Since you’ve installed the composer generator you can use that to build the skeleton of the business network and to do this, run the following command.

yo hyperledger-composer:businessnetwork

There will be set of questions that will help you to set up the skeleton. I assume that you’ve given the following as response and will be using them in future reference.

Network name : acme-network
Namespace : org.acme

Once you create it, you’ll be getting the above mentioned files and you’re good to deploy the sample network to Hyperledger Fabric.

First create an archive (.bna) with the following command

composer archive create -t dir -n .

It’ll will create a file named acme-network@0.0.1.bna in the project’s root folder. You’ll be deploying this in your fabric. To do that first install the runtime and then start the network with this file.

composer runtime install --card PeerAdmin@hlfv1 --businessNetworkName acme-network
composer network start --card PeerAdmin@hlfv1 --networkAdmin admin --networkAdminEnrollSecret adminpw --archiveFile acme-network@0.0.1.bna --file networkadmin.card

If you notice, here we’re using the PeerAdmin card that was created initially to deploy the network and also creating an network admin. there is network admin card created which you’ll be using for creating participants.

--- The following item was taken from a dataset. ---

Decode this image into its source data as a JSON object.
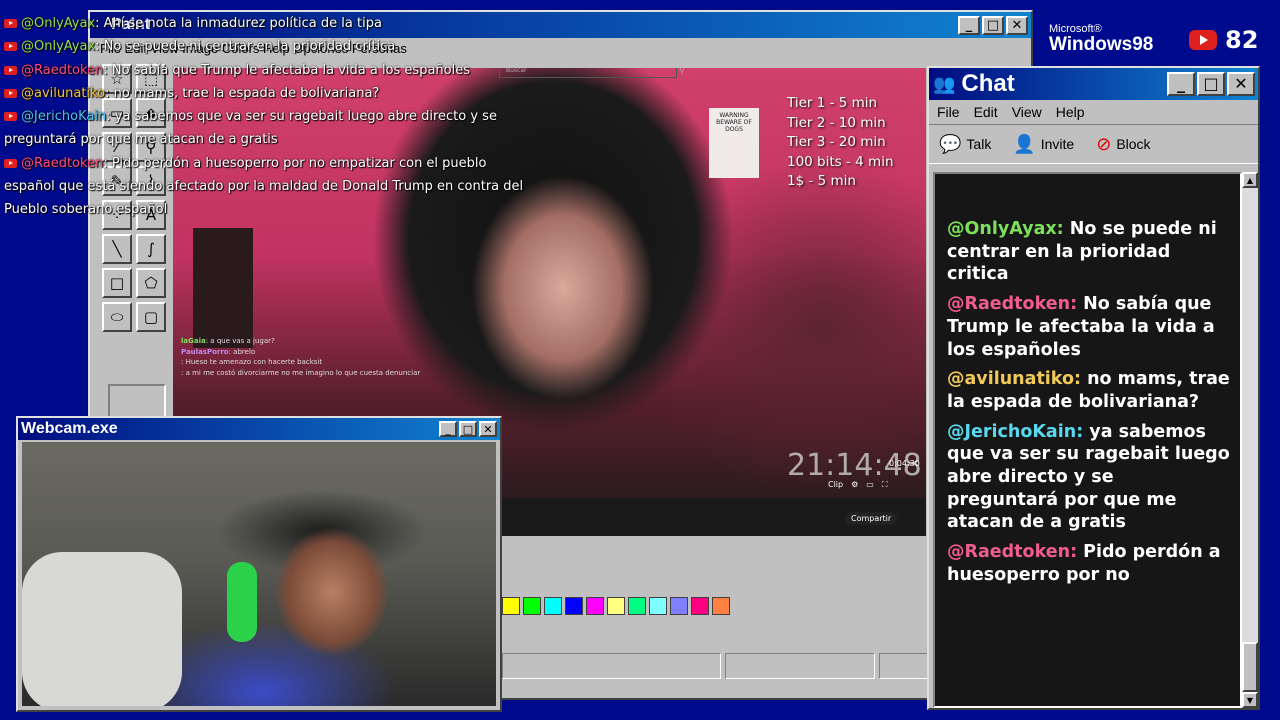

Before proceeding, make sure that you import the card, ping the server with that card and then export it again so that you can reuse it multiple times.

composer card import --file networkadmin.card
composer network ping --card admin@trucerts-network
composer card export --file networkadmin.card -n admin@trucerts-network

Now your network has been deployed and running in the Hyperledger Fabric. In the upcoming articles I’ll explain each of the components with more depth.

You can also use the playground to create a business network mock and export the bna file at a later time. It’ll be much easier for you that way as you don’t have to redeploy for every change to the network.

This is a companion discussion topic for the original entry at